At the time of writing, the average ink capacity across all fountain pens tends to be around 1ml of ink so both pens are above average. As we mentioned earlier in the article, both pens are very easy to refill as required so even if they did have a lower than average you would be able to refill it with ease.
Although both pens do have an ink view window, the design of the Pelikan ink view windows can be a pain to check quickly and often need you to hold the pen up against a light to get an accurate count of the current ink in the pen. In our opinion, the ink view window on the Lamy 2000 has a much better design allowing you to check the ink levels of your pen within seconds and plan your ink refills as needed.
Both brands try to recommend that users stick with their own fountain pen ink for optimal performance for the pens but this tends to just be a marketing trick to try to get more money out of you. Although you should always be using a highly refined ink with the Lamy 2000 or Pelikan m800, a cheaper option such as the Noodlers ink range will perform just as good while also saving you some cash.
That brings our article going over our ultimate Pelikan m800 vs Lamy 2000 comparison to a close and we hope that our readers have found it helpful. As we covered back at the start of the article, the Lamy 2000 will probably be the better option for most of our readers due to it offering an excellent writing experience with a much lower price tag.

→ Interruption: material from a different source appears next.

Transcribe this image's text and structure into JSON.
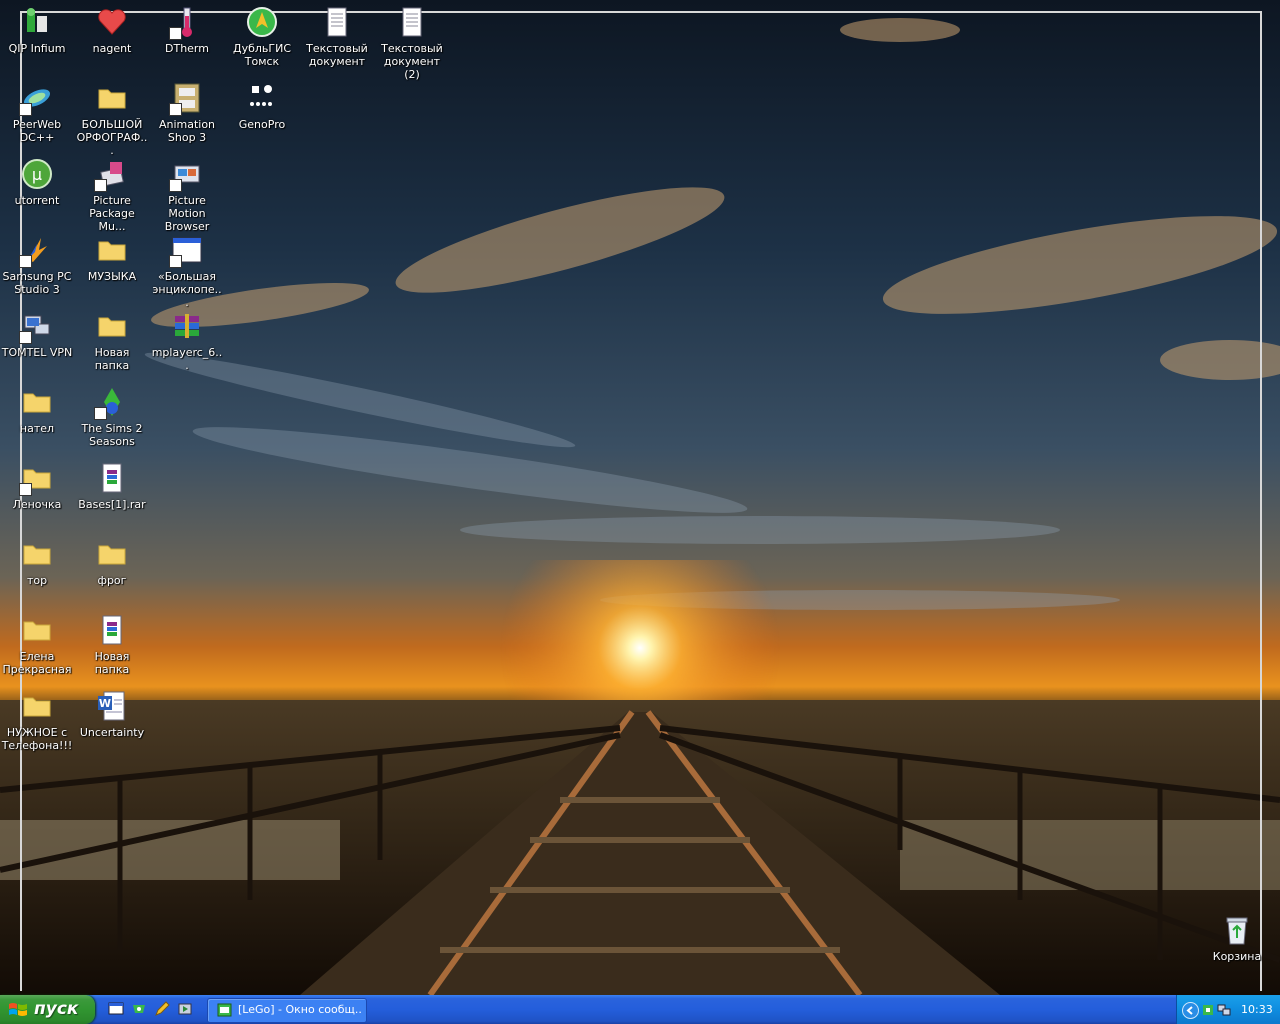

That said though, if you are dead set on having a luxury, premium price point fountain pen that has all of the trimmings while also having the budget available for it then the Pelikan m800 is an excellent option. The m800 defiantly does deserve the reputation that it enjoys but the price tag against the Lamy 2000 will probably push it out of range for most people.